CHARLESTON, W.Va. — The rate of babies born dependent on drugs has increased dramatically in West Virginia over the last five years, including two counties where it exceeded one out of every 10 hospital births, health officials said Wednesday.

The statewide rate for neonatal abstinence syndrome was 50.6 for every 1,000 live births last year, the Department of Health and Human Resources said in a news release.

According to the Centers for Disease Control and Prevention, West Virginia had the nation’s highest rate of babies born dependent on drugs at 33.4 per 1,000 births in 2013, compared with the national average of 5.8.

The rates in some counties were staggering. Lincoln County had the highest rate at 106.6 per 1,000 births last year, followed by Marshall County at 102.1.

Those are part of a cluster of counties with higher rates in southern West Virginia and in the Northern Panhandle, and state health officer Dr. Rahul Gupta said it could indicate a higher pattern of prescription drug use.

The rate of newborns who are enduring the torment of drug withdrawal exceeded 60 per 1,000 live births in 15 of the 28 reporting counties. Pleasants and Pendleton counties had no such births.

Figures for the 27 remaining counties were suppressed because of low occurrences and the need to protect confidentiality.

“If there were like two kids born with NAS in a particular county, revealing two would almost let the communities figure out which two they were,” Gupta said.

Starting in late 2016, state health officials developed a consistent definition for neonatal abstinence syndrome and trained birth facilities statewide to recognize it. Obtaining county-level data and determining where the higher rates are helps put “more emphasis and focus on those areas for programs and services,” Gupta said.

West Virginia also has the nation’s highest drug overdose death rate. DHHR Secretary Bill Crouch said the state’s addiction epidemic has in turn created a child welfare crisis. He said there has been a 46 percent increase in the number of children removed from custody, while 84 percent of all child protective service cases involve drug use.

“Children across our state have suffered more than anyone because of the drug epidemic and these NAS numbers quantify this tragedy,” Crouch said.

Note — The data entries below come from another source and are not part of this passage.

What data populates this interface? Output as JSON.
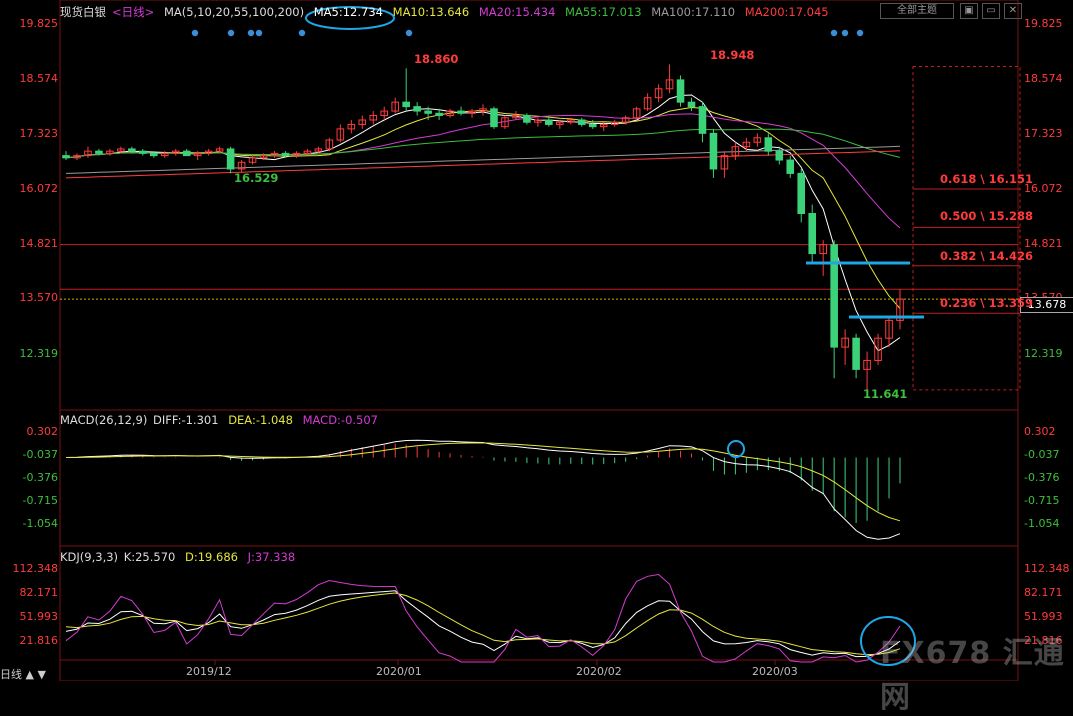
{
  "header": {
    "symbol": "现货白银",
    "period": "<日线>",
    "ma_group": "MA(5,10,20,55,100,200)",
    "ma5": "MA5:12.734",
    "ma10": "MA10:13.646",
    "ma20": "MA20:15.434",
    "ma55": "MA55:17.013",
    "ma100": "MA100:17.110",
    "ma200": "MA200:17.045",
    "theme_button": "全部主题",
    "colors": {
      "ma5": "#ffffff",
      "ma10": "#e6e63c",
      "ma20": "#d33cd3",
      "ma55": "#3cbf3c",
      "ma100": "#9a9a9a",
      "ma200": "#ff3b3b"
    }
  },
  "toolbar_icons": [
    "expand-icon",
    "minimize-icon",
    "close-icon"
  ],
  "price_axis": {
    "left_ticks": [
      "19.825",
      "18.574",
      "17.323",
      "16.072",
      "14.821",
      "13.570",
      "12.319"
    ],
    "right_ticks": [
      "19.825",
      "18.574",
      "17.323",
      "16.072",
      "14.821",
      "13.570",
      "12.319"
    ],
    "current_price": "13.678"
  },
  "annotations": {
    "high1": "18.860",
    "high2": "18.948",
    "low1": "16.529",
    "low2": "11.641"
  },
  "fibonacci": [
    {
      "label": "0.618 \\ 16.151",
      "price": 16.151
    },
    {
      "label": "0.500 \\ 15.288",
      "price": 15.288
    },
    {
      "label": "0.382 \\ 14.426",
      "price": 14.426
    },
    {
      "label": "0.236 \\ 13.359",
      "price": 13.359
    }
  ],
  "macd": {
    "title": "MACD(26,12,9)",
    "diff": "DIFF:-1.301",
    "dea": "DEA:-1.048",
    "macd": "MACD:-0.507",
    "ticks": [
      "0.302",
      "-0.037",
      "-0.376",
      "-0.715",
      "-1.054"
    ]
  },
  "kdj": {
    "title": "KDJ(9,3,3)",
    "k": "K:25.570",
    "d": "D:19.686",
    "j": "J:37.338",
    "ticks": [
      "112.348",
      "82.171",
      "51.993",
      "21.816"
    ]
  },
  "x_axis": [
    "2019/12",
    "2020/01",
    "2020/02",
    "2020/03"
  ],
  "footer": {
    "period_tab": "日线"
  },
  "watermark": "FX678 汇通网",
  "chart_data": {
    "type": "candlestick",
    "title": "现货白银 日线",
    "ylim": [
      11.3,
      19.9
    ],
    "series": [
      {
        "name": "price",
        "x_labels_months": [
          "2019/12",
          "2020/01",
          "2020/02",
          "2020/03"
        ],
        "ohlc_approx": [
          [
            16.9,
            17.0,
            16.8,
            16.85
          ],
          [
            16.85,
            16.95,
            16.8,
            16.9
          ],
          [
            16.9,
            17.1,
            16.85,
            17.0
          ],
          [
            17.0,
            17.05,
            16.9,
            16.95
          ],
          [
            16.95,
            17.05,
            16.9,
            17.0
          ],
          [
            17.0,
            17.1,
            16.95,
            17.05
          ],
          [
            17.05,
            17.1,
            16.95,
            17.0
          ],
          [
            17.0,
            17.05,
            16.9,
            16.95
          ],
          [
            16.95,
            17.0,
            16.85,
            16.9
          ],
          [
            16.9,
            17.0,
            16.85,
            16.95
          ],
          [
            16.95,
            17.05,
            16.9,
            17.0
          ],
          [
            17.0,
            17.05,
            16.9,
            16.9
          ],
          [
            16.9,
            17.0,
            16.8,
            16.95
          ],
          [
            16.95,
            17.05,
            16.9,
            17.0
          ],
          [
            17.0,
            17.1,
            16.95,
            17.05
          ],
          [
            17.05,
            17.1,
            16.5,
            16.6
          ],
          [
            16.6,
            16.8,
            16.53,
            16.75
          ],
          [
            16.75,
            16.9,
            16.7,
            16.85
          ],
          [
            16.85,
            16.95,
            16.8,
            16.9
          ],
          [
            16.9,
            17.0,
            16.85,
            16.95
          ],
          [
            16.95,
            17.0,
            16.85,
            16.9
          ],
          [
            16.9,
            17.0,
            16.85,
            16.95
          ],
          [
            16.95,
            17.05,
            16.9,
            17.0
          ],
          [
            17.0,
            17.1,
            16.95,
            17.05
          ],
          [
            17.05,
            17.3,
            17.0,
            17.25
          ],
          [
            17.25,
            17.6,
            17.2,
            17.5
          ],
          [
            17.5,
            17.7,
            17.4,
            17.6
          ],
          [
            17.6,
            17.8,
            17.5,
            17.7
          ],
          [
            17.7,
            17.9,
            17.6,
            17.8
          ],
          [
            17.8,
            18.0,
            17.7,
            17.9
          ],
          [
            17.9,
            18.2,
            17.85,
            18.1
          ],
          [
            18.1,
            18.86,
            17.9,
            18.0
          ],
          [
            18.0,
            18.1,
            17.8,
            17.9
          ],
          [
            17.9,
            18.0,
            17.7,
            17.85
          ],
          [
            17.85,
            17.95,
            17.7,
            17.8
          ],
          [
            17.8,
            17.95,
            17.75,
            17.9
          ],
          [
            17.9,
            18.0,
            17.8,
            17.85
          ],
          [
            17.85,
            17.95,
            17.75,
            17.9
          ],
          [
            17.9,
            18.05,
            17.8,
            17.95
          ],
          [
            17.95,
            18.0,
            17.5,
            17.55
          ],
          [
            17.55,
            17.8,
            17.5,
            17.75
          ],
          [
            17.75,
            17.9,
            17.7,
            17.8
          ],
          [
            17.8,
            17.85,
            17.6,
            17.65
          ],
          [
            17.65,
            17.75,
            17.55,
            17.7
          ],
          [
            17.7,
            17.75,
            17.55,
            17.6
          ],
          [
            17.6,
            17.7,
            17.5,
            17.65
          ],
          [
            17.65,
            17.75,
            17.6,
            17.7
          ],
          [
            17.7,
            17.75,
            17.55,
            17.6
          ],
          [
            17.6,
            17.7,
            17.5,
            17.55
          ],
          [
            17.55,
            17.65,
            17.45,
            17.6
          ],
          [
            17.6,
            17.7,
            17.55,
            17.65
          ],
          [
            17.65,
            17.8,
            17.6,
            17.75
          ],
          [
            17.75,
            18.0,
            17.7,
            17.95
          ],
          [
            17.95,
            18.3,
            17.9,
            18.2
          ],
          [
            18.2,
            18.5,
            18.1,
            18.4
          ],
          [
            18.4,
            18.948,
            18.3,
            18.6
          ],
          [
            18.6,
            18.7,
            18.0,
            18.1
          ],
          [
            18.1,
            18.2,
            17.9,
            18.0
          ],
          [
            18.0,
            18.1,
            17.2,
            17.4
          ],
          [
            17.4,
            17.5,
            16.4,
            16.6
          ],
          [
            16.6,
            17.0,
            16.4,
            16.9
          ],
          [
            16.9,
            17.2,
            16.8,
            17.1
          ],
          [
            17.1,
            17.3,
            17.0,
            17.2
          ],
          [
            17.2,
            17.4,
            17.1,
            17.3
          ],
          [
            17.3,
            17.4,
            16.9,
            17.0
          ],
          [
            17.0,
            17.1,
            16.7,
            16.8
          ],
          [
            16.8,
            16.9,
            16.4,
            16.5
          ],
          [
            16.5,
            16.6,
            15.4,
            15.6
          ],
          [
            15.6,
            15.8,
            14.5,
            14.7
          ],
          [
            14.7,
            15.0,
            14.2,
            14.9
          ],
          [
            14.9,
            15.0,
            11.9,
            12.6
          ],
          [
            12.6,
            13.0,
            12.2,
            12.8
          ],
          [
            12.8,
            12.9,
            11.9,
            12.1
          ],
          [
            12.1,
            12.5,
            11.641,
            12.3
          ],
          [
            12.3,
            12.9,
            12.2,
            12.8
          ],
          [
            12.8,
            13.3,
            12.6,
            13.2
          ],
          [
            13.2,
            13.9,
            13.0,
            13.678
          ]
        ]
      },
      {
        "name": "MA5",
        "value": 12.734
      },
      {
        "name": "MA10",
        "value": 13.646
      },
      {
        "name": "MA20",
        "value": 15.434
      },
      {
        "name": "MA55",
        "value": 17.013
      },
      {
        "name": "MA100",
        "value": 17.11
      },
      {
        "name": "MA200",
        "value": 17.045
      }
    ],
    "horizontal_lines": [
      14.9,
      13.9,
      13.678
    ],
    "macd_ylim": [
      -1.35,
      0.45
    ],
    "kdj_ylim": [
      5,
      125
    ]
  }
}
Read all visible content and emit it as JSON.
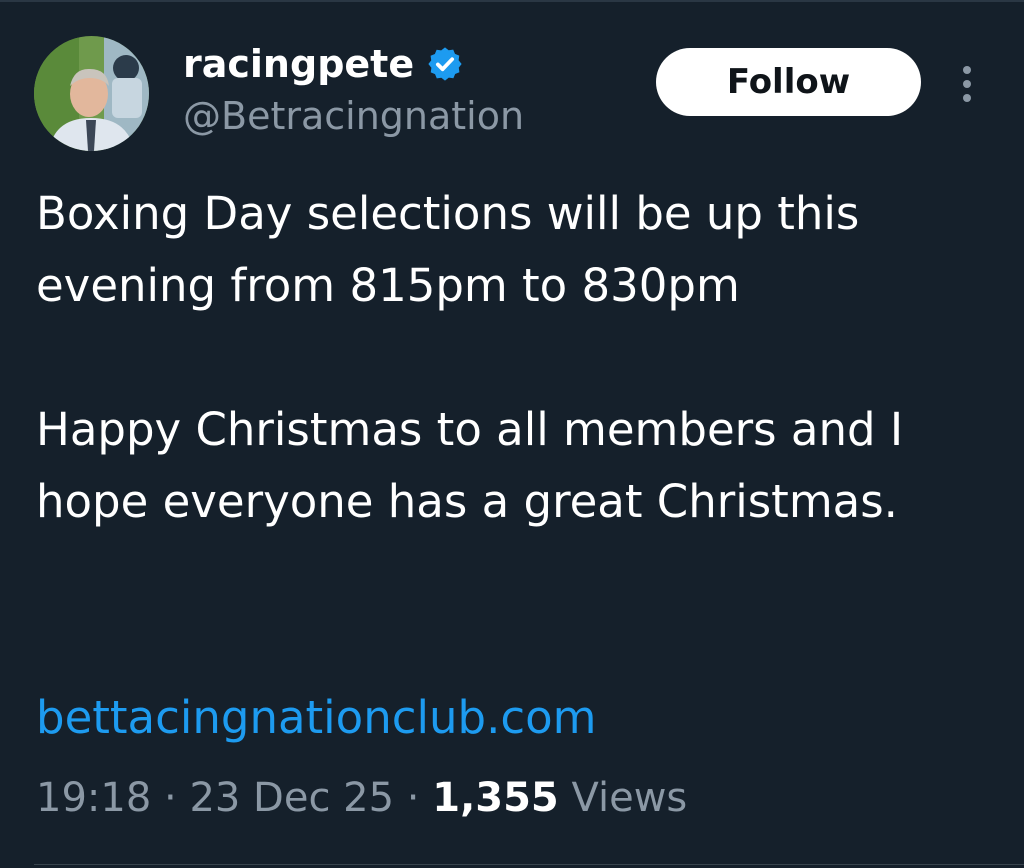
{
  "user": {
    "display_name": "racingpete",
    "handle": "@Betracingnation",
    "verified": true
  },
  "actions": {
    "follow_label": "Follow"
  },
  "tweet": {
    "paragraphs": [
      "Boxing Day selections will be up this evening from 815pm to 830pm",
      "Happy Christmas to all members and I hope everyone has a great Christmas."
    ],
    "link": "bettacingnationclub.com"
  },
  "meta": {
    "time": "19:18",
    "separator": " · ",
    "date": "23 Dec 25",
    "views_count": "1,355",
    "views_label": "Views"
  },
  "colors": {
    "background": "#15202b",
    "accent": "#1d9bf0",
    "muted_text": "#8b98a5",
    "verified_badge": "#1d9bf0"
  },
  "icons": {
    "verified": "verified-badge-icon",
    "more": "more-options-icon"
  }
}
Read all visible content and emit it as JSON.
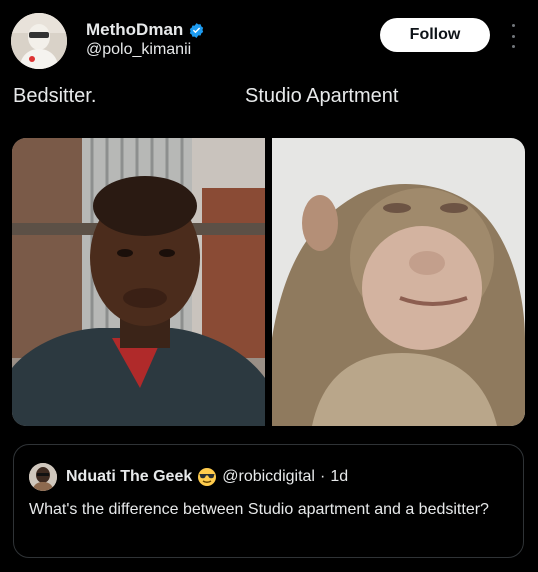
{
  "author": {
    "display_name": "MethoDman",
    "handle": "@polo_kimanii",
    "verified": true,
    "avatar_icon": "profile-avatar"
  },
  "follow_label": "Follow",
  "more_icon": "more-options-icon",
  "post": {
    "text_left": "Bedsitter.",
    "text_right": "Studio Apartment",
    "media": [
      {
        "name": "photo-man-selfie"
      },
      {
        "name": "photo-monkey"
      }
    ]
  },
  "quote": {
    "display_name": "Nduati The Geek",
    "emoji": "😎",
    "handle": "@robicdigital",
    "separator": "·",
    "time": "1d",
    "text": "What's the difference between Studio apartment and a bedsitter?"
  },
  "colors": {
    "background": "#000000",
    "text": "#e7e9ea",
    "verified": "#1d9bf0",
    "border": "#2f3336"
  }
}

The state recently became the first to receive federal approval to begin offering Medicaid coverage to treat drug dependent babies. In October, first lady Melania Trump visited a drug recovery center for infants in Huntington. During the visit to Lily’s Place, Executive Director Rebecca Crowder lamented the challenge of getting funding and insurance coverage to treat them.